WORLD champion swimmer Gemma Spofforth admits next year’s Olympic Games may be her last.
The 23-year-old, who was born in Shoreham, swam at Littlehampton, Bognor and Portsmouth Northsea before going to the University of Florida to continue her swimming, while studying a degree in Family, Youth and Community Sciences.
Everything she does this year is geared up to the Olympic Games in London but that is not even half the pressure of what she deals with when she works in a crisis centre in America as a suicide prevention worker.
She is looking at doing counselling in some shape when her swimming career ends, but her immediate goal is a medal in London.
She is looking to compete in the 100m and 200 backstroke and maybe the relay as well and said: “Everything now is building up to 2012.
“The World Championships in Shanghai in July are basically a stepping stone.
“The Olympics is always in the back of my mind but I try not to think about it too much as I don’t want to put myself under too much pressure.”
Spofforth, who calls her parents and all her coaches her biggest influences, finished fourth in the 100m backstroke in the Beijing Olympics in 2008 and said: “It’s going to be very different this time round.
“There will be the home crowd and a completely different atmosphere, having everyone cheering us on.”
She swam a world record time of 58.12sec in the World Championships in 2009, won three silvers in the 2010 Commonwealth Games and gold in the British Championships this year but is philosophical about winning a medal at the Olympics: “My target is to try get one but I’m not going to put all my eggs in one basket.
“If I don’t get one, it’s not the end of the world.
“I’ll be counselling when I stop swimming.
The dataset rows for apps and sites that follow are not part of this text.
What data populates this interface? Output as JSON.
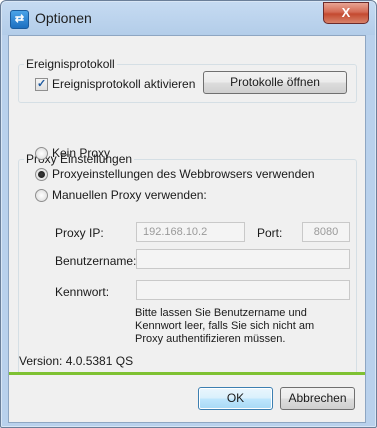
{
  "window": {
    "title": "Optionen",
    "close_label": "X",
    "app_icon_glyph": "⇄"
  },
  "event_log": {
    "group_title": "Ereignisprotokoll",
    "enable_label": "Ereignisprotokoll aktivieren",
    "enable_checked": true,
    "open_button": "Protokolle öffnen"
  },
  "proxy": {
    "group_title": "Proxy Einstellungen",
    "options": [
      {
        "label": "Kein Proxy",
        "selected": false
      },
      {
        "label": "Proxyeinstellungen des Webbrowsers verwenden",
        "selected": true
      },
      {
        "label": "Manuellen Proxy verwenden:",
        "selected": false
      }
    ],
    "ip_label": "Proxy IP:",
    "ip_value": "192.168.10.2",
    "port_label": "Port:",
    "port_value": "8080",
    "username_label": "Benutzername:",
    "username_value": "",
    "password_label": "Kennwort:",
    "password_value": "",
    "hint_lines": [
      "Bitte lassen Sie Benutzername und",
      "Kennwort leer, falls Sie sich nicht am",
      "Proxy authentifizieren müssen."
    ]
  },
  "version_text": "Version: 4.0.5381 QS",
  "buttons": {
    "ok": "OK",
    "cancel": "Abbrechen"
  },
  "colors": {
    "accent_green": "#7ec132",
    "title_bar": "#b9d1ec",
    "close_red": "#c44a30"
  }
}
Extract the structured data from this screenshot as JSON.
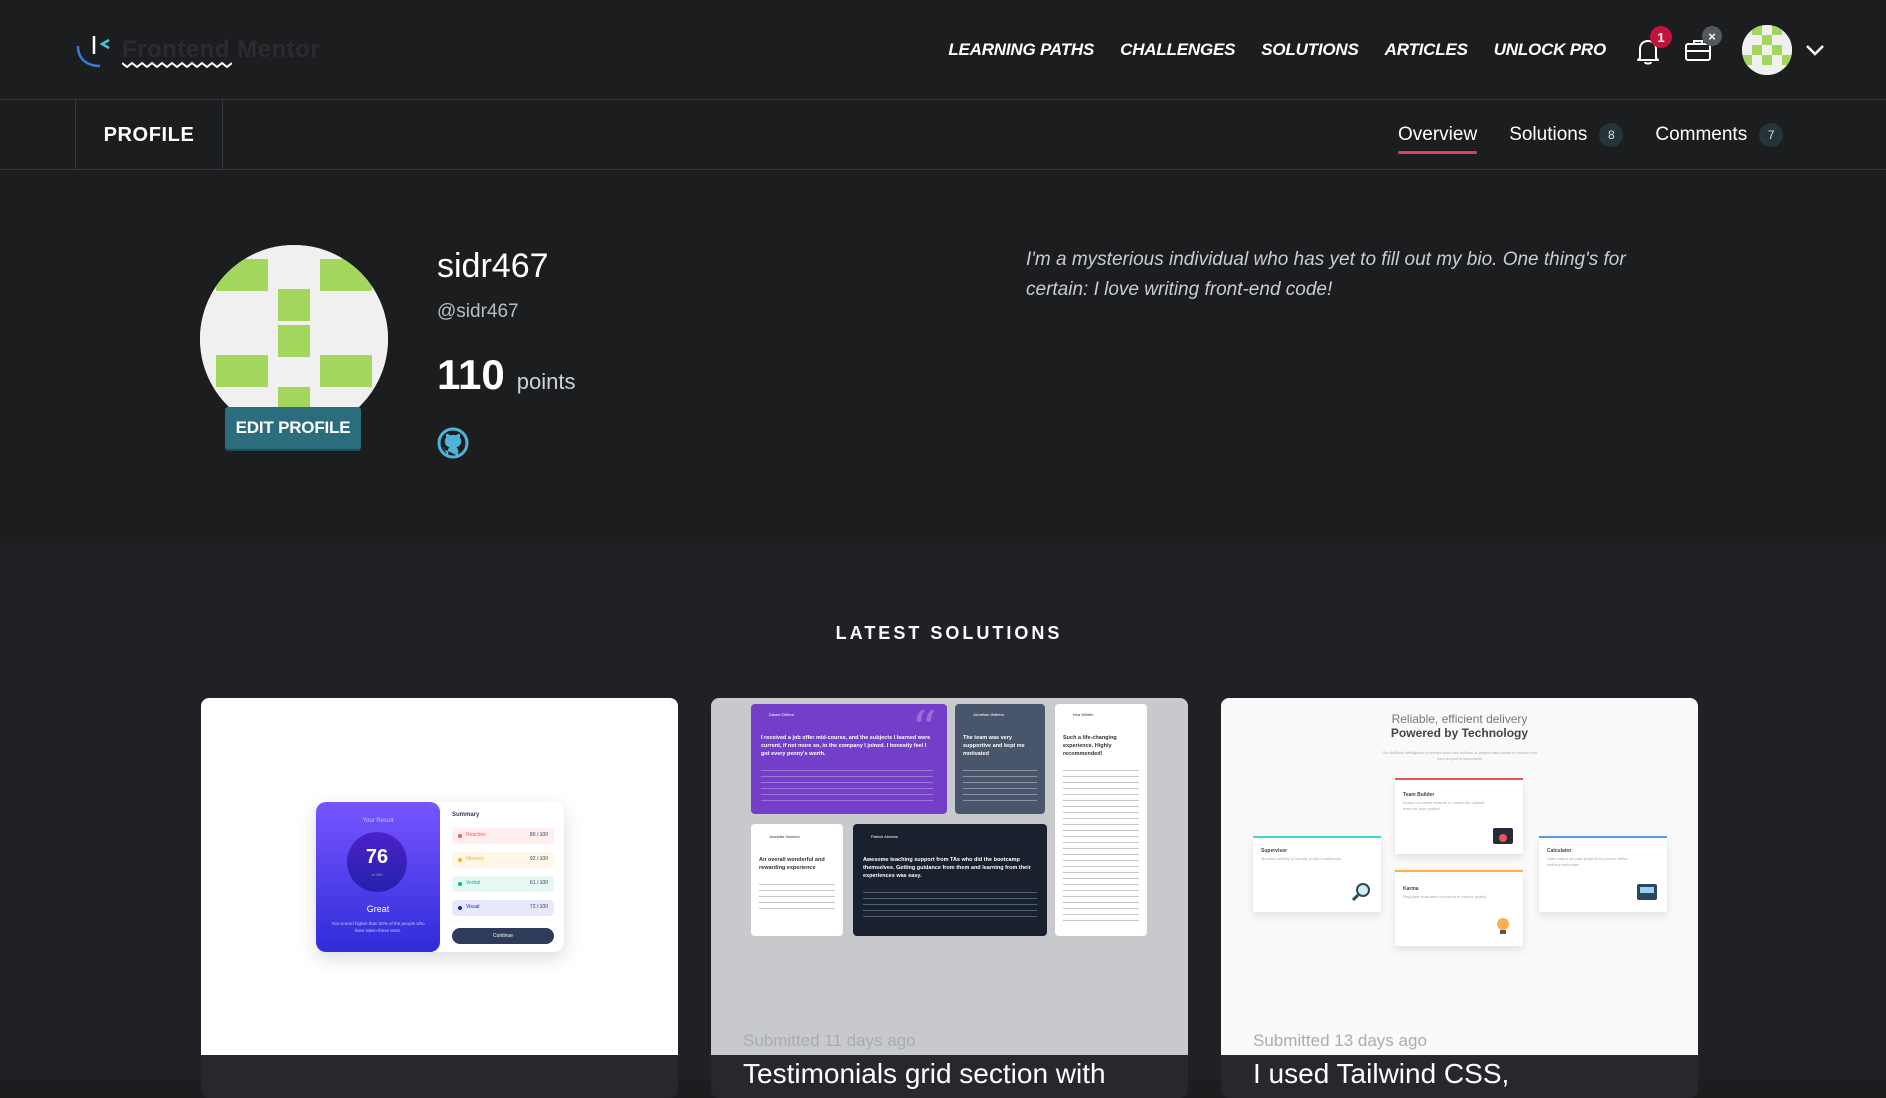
{
  "logo": {
    "text": "Frontend Mentor"
  },
  "nav": {
    "links": [
      "LEARNING PATHS",
      "CHALLENGES",
      "SOLUTIONS",
      "ARTICLES",
      "UNLOCK PRO"
    ],
    "notifications_count": "1",
    "briefcase_badge": "×"
  },
  "subnav": {
    "section_title": "PROFILE",
    "tabs": [
      {
        "label": "Overview",
        "count": ""
      },
      {
        "label": "Solutions",
        "count": "8"
      },
      {
        "label": "Comments",
        "count": "7"
      }
    ]
  },
  "profile": {
    "name": "sidr467",
    "handle": "@sidr467",
    "points": "110",
    "points_label": "points",
    "edit_label": "EDIT PROFILE",
    "bio": "I'm a mysterious individual who has yet to fill out my bio. One thing's for certain: I love writing front-end code!"
  },
  "latest": {
    "title": "LATEST SOLUTIONS",
    "cards": [
      {
        "date": "",
        "title": "",
        "thumb": {
          "result_label": "Your Result",
          "score": "76",
          "score_of": "of 100",
          "grade": "Great",
          "grade_text": "You scored higher than 65% of the people who have taken these tests.",
          "summary_title": "Summary",
          "rows": [
            {
              "name": "Reaction",
              "value": "80",
              "total": "/ 100",
              "color": "#ff5757"
            },
            {
              "name": "Memory",
              "value": "92",
              "total": "/ 100",
              "color": "#ffb01f"
            },
            {
              "name": "Verbal",
              "value": "61",
              "total": "/ 100",
              "color": "#00bb8f"
            },
            {
              "name": "Visual",
              "value": "72",
              "total": "/ 100",
              "color": "#1125d4"
            }
          ],
          "button": "Continue"
        }
      },
      {
        "date": "Submitted 11 days ago",
        "title": "Testimonials grid section with",
        "thumb": {
          "people": [
            "Daniel Clifford",
            "Jonathan Walters",
            "Kira Whittle",
            "Jeanette Harmon",
            "Patrick Abrams"
          ],
          "headlines": [
            "I received a job offer mid-course, and the subjects I learned were current, if not more so, in the company I joined. I honestly feel I got every penny's worth.",
            "The team was very supportive and kept me motivated",
            "Such a life-changing experience. Highly recommended!",
            "An overall wonderful and rewarding experience",
            "Awesome teaching support from TAs who did the bootcamp themselves. Getting guidance from them and learning from their experiences was easy."
          ]
        }
      },
      {
        "date": "Submitted 13 days ago",
        "title": "I used Tailwind CSS,",
        "thumb": {
          "kicker": "Reliable, efficient delivery",
          "heading": "Powered by Technology",
          "intro": "Our Artificial Intelligence powered tools use millions of project data points to ensure that your project is successful",
          "features": [
            {
              "name": "Supervisor",
              "text": "Monitors activity to identify project roadblocks",
              "color": "#44d3d2"
            },
            {
              "name": "Team Builder",
              "text": "Scans our talent network to create the optimal team for your project",
              "color": "#ea5454"
            },
            {
              "name": "Karma",
              "text": "Regularly evaluates our talent to ensure quality",
              "color": "#fcaf4a"
            },
            {
              "name": "Calculator",
              "text": "Uses data from past projects to provide better delivery estimates",
              "color": "#549ef2"
            }
          ]
        }
      }
    ]
  },
  "colors": {
    "accent": "#e0405c",
    "edit_button": "#2b6c7d",
    "avatar_green": "#a3d65c"
  }
}
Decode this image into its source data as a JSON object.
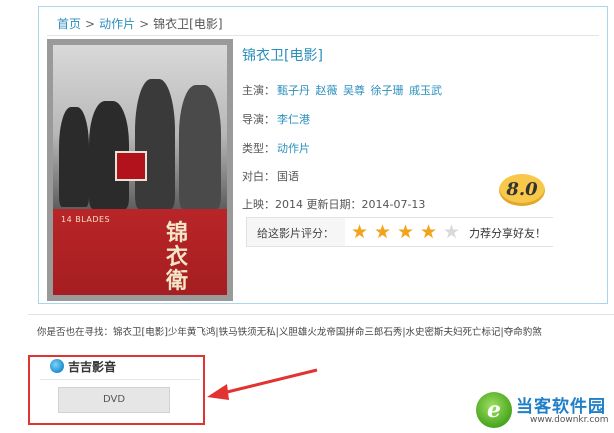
{
  "breadcrumb": {
    "home": "首页",
    "category": "动作片",
    "current": "锦衣卫[电影]",
    "separator": ">"
  },
  "poster": {
    "english_title": "14 BLADES",
    "chinese_title": "锦衣衛"
  },
  "movie": {
    "title": "锦衣卫[电影]",
    "cast_label": "主演：",
    "cast": [
      "甄子丹",
      "赵薇",
      "吴尊",
      "徐子珊",
      "戚玉武"
    ],
    "director_label": "导演：",
    "director": "李仁港",
    "genre_label": "类型：",
    "genre": "动作片",
    "dialogue_label": "对白：",
    "dialogue": "国语",
    "release_text": "上映：2014 更新日期：2014-07-13",
    "score": "8.0"
  },
  "rating": {
    "label": "给这影片评分：",
    "stars_filled": 4,
    "stars_total": 5,
    "share_text": "力荐分享好友！",
    "star_color": "#f2a21b"
  },
  "related": {
    "prefix": "你是否也在寻找：",
    "items": "锦衣卫[电影]少年黄飞鸿|铁马铁须无私|义胆雄火龙帝国拼命三郎石秀|水史密斯夫妇死亡标记|夺命豹煞"
  },
  "player": {
    "name": "吉吉影音",
    "button_label": "DVD"
  },
  "watermark": {
    "name": "当客软件园",
    "url": "www.downkr.com"
  },
  "colors": {
    "link": "#2a8fbd",
    "highlight_box": "#e23333",
    "panel_border": "#a9d6ea",
    "score_badge": "#f7c84a"
  }
}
I’ve been doing it for just over a year now, after I passed a quite intense six-week course and I’m more proud of that than my world record.
“It was a big challenge to get and I was so proud of myself.
“It’s emotionally tiring and can get quite stressful but is so rewarding.
“When I stop swimming, I’ll do some kind of counselling – suicide or young people, I don’t know yet.”
Spofforth believes the London Games could be her last and said: “It’s probably going to be my last one, depending on how I do.
“I’ve got two different lives going on and my swimming career is coming to an end.
“There’s a lot of younger people coming through and I’ll be at my peak age next year.”
Spofforth first got into swimming as a three-year-old, in five-year-old classes because she was tall for her age, when her parents took her to the pool.
She started competing aged seven and more competitively in her mid-teens. She said: “I started it and kept doing it because I enjoyed it.
“It was the social aspect –swimming is unsocial hours, so you make a lot of friends.
“At 15 or 16, I realised I was pretty good at it and decided to try to make the most of it.
“I then had the choice of going to America and carrying on, or retiring and going to Bournemouth University. I definitely made the right choice.”
A normal week of training in Florida is 24 hours training with 10 sessions in the pool, three sessions running or boxing and three weight sessions and she said: “I like to keep busy. I get bored if I don’t and began to think about things too much.
“Being busy is best for me.”